Data section below:

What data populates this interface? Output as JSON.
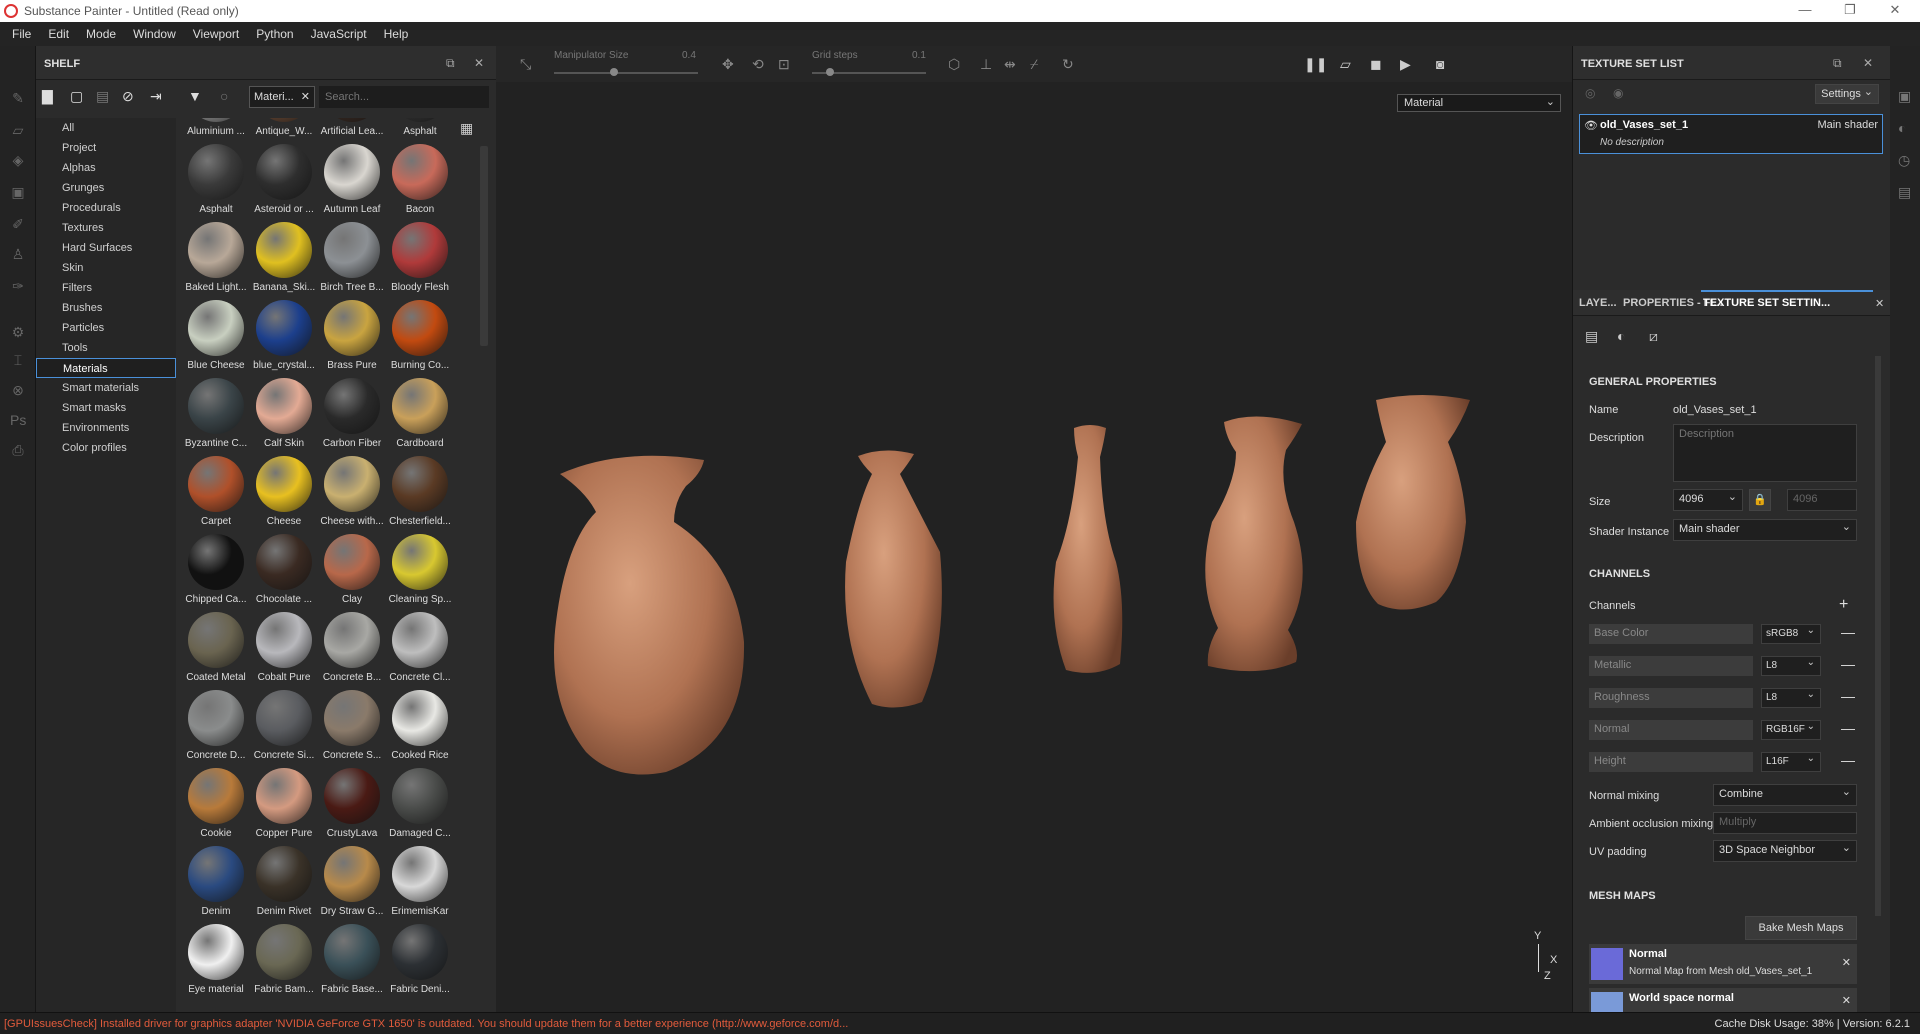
{
  "window": {
    "title": "Substance Painter - Untitled (Read only)"
  },
  "menu": [
    "File",
    "Edit",
    "Mode",
    "Window",
    "Viewport",
    "Python",
    "JavaScript",
    "Help"
  ],
  "shelf": {
    "title": "SHELF",
    "filter_chip": "Materi...",
    "search_placeholder": "Search...",
    "categories": [
      "All",
      "Project",
      "Alphas",
      "Grunges",
      "Procedurals",
      "Textures",
      "Hard Surfaces",
      "Skin",
      "Filters",
      "Brushes",
      "Particles",
      "Tools",
      "Materials",
      "Smart materials",
      "Smart masks",
      "Environments",
      "Color profiles"
    ],
    "selected_category": "Materials",
    "materials": [
      {
        "name": "Aluminium ...",
        "color": "#9a9a9a"
      },
      {
        "name": "Antique_W...",
        "color": "#6b4a35"
      },
      {
        "name": "Artificial Lea...",
        "color": "#3a2a22"
      },
      {
        "name": "Asphalt",
        "color": "#333333"
      },
      {
        "name": "Asphalt",
        "color": "#3a3a3a"
      },
      {
        "name": "Asteroid or ...",
        "color": "#2e2e2e"
      },
      {
        "name": "Autumn Leaf",
        "color": "#d9d6d0"
      },
      {
        "name": "Bacon",
        "color": "#c86a5a"
      },
      {
        "name": "Baked Light...",
        "color": "#b8a898"
      },
      {
        "name": "Banana_Ski...",
        "color": "#e0c020"
      },
      {
        "name": "Birch Tree B...",
        "color": "#8c9094"
      },
      {
        "name": "Bloody Flesh",
        "color": "#b03a3a"
      },
      {
        "name": "Blue Cheese",
        "color": "#c8cfc0"
      },
      {
        "name": "blue_crystal...",
        "color": "#1c3f8c"
      },
      {
        "name": "Brass Pure",
        "color": "#c9a440"
      },
      {
        "name": "Burning Co...",
        "color": "#c24a10"
      },
      {
        "name": "Byzantine C...",
        "color": "#3a4448"
      },
      {
        "name": "Calf Skin",
        "color": "#e3aa94"
      },
      {
        "name": "Carbon Fiber",
        "color": "#2a2a2a"
      },
      {
        "name": "Cardboard",
        "color": "#c9a05a"
      },
      {
        "name": "Carpet",
        "color": "#b0502a"
      },
      {
        "name": "Cheese",
        "color": "#e8c020"
      },
      {
        "name": "Cheese with...",
        "color": "#c9b070"
      },
      {
        "name": "Chesterfield...",
        "color": "#5a3a24"
      },
      {
        "name": "Chipped Ca...",
        "color": "#111111"
      },
      {
        "name": "Chocolate ...",
        "color": "#3a2a22"
      },
      {
        "name": "Clay",
        "color": "#b8684a"
      },
      {
        "name": "Cleaning Sp...",
        "color": "#d8c830"
      },
      {
        "name": "Coated Metal",
        "color": "#6a6450"
      },
      {
        "name": "Cobalt Pure",
        "color": "#b8b8bc"
      },
      {
        "name": "Concrete B...",
        "color": "#a8a8a4"
      },
      {
        "name": "Concrete Cl...",
        "color": "#bebebe"
      },
      {
        "name": "Concrete D...",
        "color": "#8a8c8c"
      },
      {
        "name": "Concrete Si...",
        "color": "#5a5c60"
      },
      {
        "name": "Concrete S...",
        "color": "#8a7a6a"
      },
      {
        "name": "Cooked Rice",
        "color": "#e8e8e4"
      },
      {
        "name": "Cookie",
        "color": "#b87a3a"
      },
      {
        "name": "Copper Pure",
        "color": "#d49a80"
      },
      {
        "name": "CrustyLava",
        "color": "#4a1a14"
      },
      {
        "name": "Damaged C...",
        "color": "#4a4c4a"
      },
      {
        "name": "Denim",
        "color": "#2a4a80"
      },
      {
        "name": "Denim Rivet",
        "color": "#3a3228"
      },
      {
        "name": "Dry Straw G...",
        "color": "#b88a4a"
      },
      {
        "name": "ErimemisKar",
        "color": "#d8d8d8"
      },
      {
        "name": "Eye material",
        "color": "#f0f0f0"
      },
      {
        "name": "Fabric Bam...",
        "color": "#6a6854"
      },
      {
        "name": "Fabric Base...",
        "color": "#3a5058"
      },
      {
        "name": "Fabric Deni...",
        "color": "#2c3034"
      }
    ]
  },
  "viewport_toolbar": {
    "manipulator_label": "Manipulator Size",
    "manipulator_value": "0.4",
    "grid_label": "Grid steps",
    "grid_value": "0.1",
    "material_mode": "Material"
  },
  "texture_set_list": {
    "title": "TEXTURE SET LIST",
    "settings_label": "Settings",
    "set_name": "old_Vases_set_1",
    "shader": "Main shader",
    "description": "No description"
  },
  "tabs": [
    "LAYE...",
    "PROPERTIES - FI...",
    "TEXTURE SET SETTIN..."
  ],
  "settings": {
    "general_title": "GENERAL PROPERTIES",
    "name_label": "Name",
    "name_value": "old_Vases_set_1",
    "description_label": "Description",
    "description_placeholder": "Description",
    "size_label": "Size",
    "size_value": "4096",
    "size_value2": "4096",
    "shader_label": "Shader Instance",
    "shader_value": "Main shader",
    "channels_title": "CHANNELS",
    "channels_label": "Channels",
    "channels": [
      {
        "name": "Base Color",
        "format": "sRGB8"
      },
      {
        "name": "Metallic",
        "format": "L8"
      },
      {
        "name": "Roughness",
        "format": "L8"
      },
      {
        "name": "Normal",
        "format": "RGB16F"
      },
      {
        "name": "Height",
        "format": "L16F"
      }
    ],
    "normal_mixing_label": "Normal mixing",
    "normal_mixing_value": "Combine",
    "ao_mixing_label": "Ambient occlusion mixing",
    "ao_mixing_value": "Multiply",
    "uv_padding_label": "UV padding",
    "uv_padding_value": "3D Space Neighbor",
    "mesh_maps_title": "MESH MAPS",
    "bake_button": "Bake Mesh Maps",
    "mesh_map1_title": "Normal",
    "mesh_map1_sub": "Normal Map from Mesh old_Vases_set_1",
    "mesh_map2_title": "World space normal"
  },
  "status": {
    "error": "[GPUIssuesCheck] Installed driver for graphics adapter 'NVIDIA GeForce GTX 1650' is outdated. You should update them for a better experience (http://www.geforce.com/d...",
    "cache": "Cache Disk Usage:   38% | Version: 6.2.1"
  },
  "axis": {
    "y": "Y",
    "x": "X",
    "z": "Z"
  }
}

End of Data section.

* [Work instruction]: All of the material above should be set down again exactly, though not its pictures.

* [Task answer]:
What data populates this interface? Output as JSON.
{
  "window": {
    "title": "Substance Painter - Untitled (Read only)"
  },
  "menu": [
    "File",
    "Edit",
    "Mode",
    "Window",
    "Viewport",
    "Python",
    "JavaScript",
    "Help"
  ],
  "shelf": {
    "title": "SHELF",
    "filter_chip": "Materi...",
    "search_placeholder": "Search...",
    "categories": [
      "All",
      "Project",
      "Alphas",
      "Grunges",
      "Procedurals",
      "Textures",
      "Hard Surfaces",
      "Skin",
      "Filters",
      "Brushes",
      "Particles",
      "Tools",
      "Materials",
      "Smart materials",
      "Smart masks",
      "Environments",
      "Color profiles"
    ],
    "selected_category": "Materials",
    "materials": [
      {
        "name": "Aluminium ...",
        "color": "#9a9a9a"
      },
      {
        "name": "Antique_W...",
        "color": "#6b4a35"
      },
      {
        "name": "Artificial Lea...",
        "color": "#3a2a22"
      },
      {
        "name": "Asphalt",
        "color": "#333333"
      },
      {
        "name": "Asphalt",
        "color": "#3a3a3a"
      },
      {
        "name": "Asteroid or ...",
        "color": "#2e2e2e"
      },
      {
        "name": "Autumn Leaf",
        "color": "#d9d6d0"
      },
      {
        "name": "Bacon",
        "color": "#c86a5a"
      },
      {
        "name": "Baked Light...",
        "color": "#b8a898"
      },
      {
        "name": "Banana_Ski...",
        "color": "#e0c020"
      },
      {
        "name": "Birch Tree B...",
        "color": "#8c9094"
      },
      {
        "name": "Bloody Flesh",
        "color": "#b03a3a"
      },
      {
        "name": "Blue Cheese",
        "color": "#c8cfc0"
      },
      {
        "name": "blue_crystal...",
        "color": "#1c3f8c"
      },
      {
        "name": "Brass Pure",
        "color": "#c9a440"
      },
      {
        "name": "Burning Co...",
        "color": "#c24a10"
      },
      {
        "name": "Byzantine C...",
        "color": "#3a4448"
      },
      {
        "name": "Calf Skin",
        "color": "#e3aa94"
      },
      {
        "name": "Carbon Fiber",
        "color": "#2a2a2a"
      },
      {
        "name": "Cardboard",
        "color": "#c9a05a"
      },
      {
        "name": "Carpet",
        "color": "#b0502a"
      },
      {
        "name": "Cheese",
        "color": "#e8c020"
      },
      {
        "name": "Cheese with...",
        "color": "#c9b070"
      },
      {
        "name": "Chesterfield...",
        "color": "#5a3a24"
      },
      {
        "name": "Chipped Ca...",
        "color": "#111111"
      },
      {
        "name": "Chocolate ...",
        "color": "#3a2a22"
      },
      {
        "name": "Clay",
        "color": "#b8684a"
      },
      {
        "name": "Cleaning Sp...",
        "color": "#d8c830"
      },
      {
        "name": "Coated Metal",
        "color": "#6a6450"
      },
      {
        "name": "Cobalt Pure",
        "color": "#b8b8bc"
      },
      {
        "name": "Concrete B...",
        "color": "#a8a8a4"
      },
      {
        "name": "Concrete Cl...",
        "color": "#bebebe"
      },
      {
        "name": "Concrete D...",
        "color": "#8a8c8c"
      },
      {
        "name": "Concrete Si...",
        "color": "#5a5c60"
      },
      {
        "name": "Concrete S...",
        "color": "#8a7a6a"
      },
      {
        "name": "Cooked Rice",
        "color": "#e8e8e4"
      },
      {
        "name": "Cookie",
        "color": "#b87a3a"
      },
      {
        "name": "Copper Pure",
        "color": "#d49a80"
      },
      {
        "name": "CrustyLava",
        "color": "#4a1a14"
      },
      {
        "name": "Damaged C...",
        "color": "#4a4c4a"
      },
      {
        "name": "Denim",
        "color": "#2a4a80"
      },
      {
        "name": "Denim Rivet",
        "color": "#3a3228"
      },
      {
        "name": "Dry Straw G...",
        "color": "#b88a4a"
      },
      {
        "name": "ErimemisKar",
        "color": "#d8d8d8"
      },
      {
        "name": "Eye material",
        "color": "#f0f0f0"
      },
      {
        "name": "Fabric Bam...",
        "color": "#6a6854"
      },
      {
        "name": "Fabric Base...",
        "color": "#3a5058"
      },
      {
        "name": "Fabric Deni...",
        "color": "#2c3034"
      }
    ]
  },
  "viewport_toolbar": {
    "manipulator_label": "Manipulator Size",
    "manipulator_value": "0.4",
    "grid_label": "Grid steps",
    "grid_value": "0.1",
    "material_mode": "Material"
  },
  "texture_set_list": {
    "title": "TEXTURE SET LIST",
    "settings_label": "Settings",
    "set_name": "old_Vases_set_1",
    "shader": "Main shader",
    "description": "No description"
  },
  "tabs": [
    "LAYE...",
    "PROPERTIES - FI...",
    "TEXTURE SET SETTIN..."
  ],
  "settings": {
    "general_title": "GENERAL PROPERTIES",
    "name_label": "Name",
    "name_value": "old_Vases_set_1",
    "description_label": "Description",
    "description_placeholder": "Description",
    "size_label": "Size",
    "size_value": "4096",
    "size_value2": "4096",
    "shader_label": "Shader Instance",
    "shader_value": "Main shader",
    "channels_title": "CHANNELS",
    "channels_label": "Channels",
    "channels": [
      {
        "name": "Base Color",
        "format": "sRGB8"
      },
      {
        "name": "Metallic",
        "format": "L8"
      },
      {
        "name": "Roughness",
        "format": "L8"
      },
      {
        "name": "Normal",
        "format": "RGB16F"
      },
      {
        "name": "Height",
        "format": "L16F"
      }
    ],
    "normal_mixing_label": "Normal mixing",
    "normal_mixing_value": "Combine",
    "ao_mixing_label": "Ambient occlusion mixing",
    "ao_mixing_value": "Multiply",
    "uv_padding_label": "UV padding",
    "uv_padding_value": "3D Space Neighbor",
    "mesh_maps_title": "MESH MAPS",
    "bake_button": "Bake Mesh Maps",
    "mesh_map1_title": "Normal",
    "mesh_map1_sub": "Normal Map from Mesh old_Vases_set_1",
    "mesh_map2_title": "World space normal"
  },
  "status": {
    "error": "[GPUIssuesCheck] Installed driver for graphics adapter 'NVIDIA GeForce GTX 1650' is outdated. You should update them for a better experience (http://www.geforce.com/d...",
    "cache": "Cache Disk Usage:   38% | Version: 6.2.1"
  },
  "axis": {
    "y": "Y",
    "x": "X",
    "z": "Z"
  }
}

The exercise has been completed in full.